● **What is needed**
Repeat all of the records word for word, but skip any picture.

*** Begin section ***

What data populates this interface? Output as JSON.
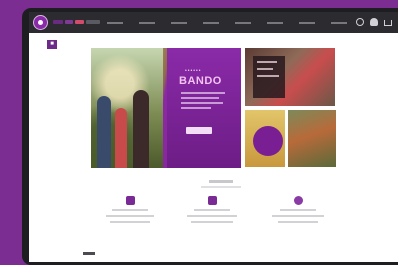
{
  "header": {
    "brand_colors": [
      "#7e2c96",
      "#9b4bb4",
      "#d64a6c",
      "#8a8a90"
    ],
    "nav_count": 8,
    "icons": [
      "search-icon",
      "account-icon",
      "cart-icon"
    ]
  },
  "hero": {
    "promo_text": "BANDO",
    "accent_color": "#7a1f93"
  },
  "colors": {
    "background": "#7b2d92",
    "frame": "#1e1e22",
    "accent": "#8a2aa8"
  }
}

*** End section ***

● **Your solution**
What data populates this interface? Output as JSON.
{
  "header": {
    "brand_colors": [
      "#7e2c96",
      "#9b4bb4",
      "#d64a6c",
      "#8a8a90"
    ],
    "nav_count": 8,
    "icons": [
      "search-icon",
      "account-icon",
      "cart-icon"
    ]
  },
  "hero": {
    "promo_text": "BANDO",
    "accent_color": "#7a1f93"
  },
  "colors": {
    "background": "#7b2d92",
    "frame": "#1e1e22",
    "accent": "#8a2aa8"
  }
}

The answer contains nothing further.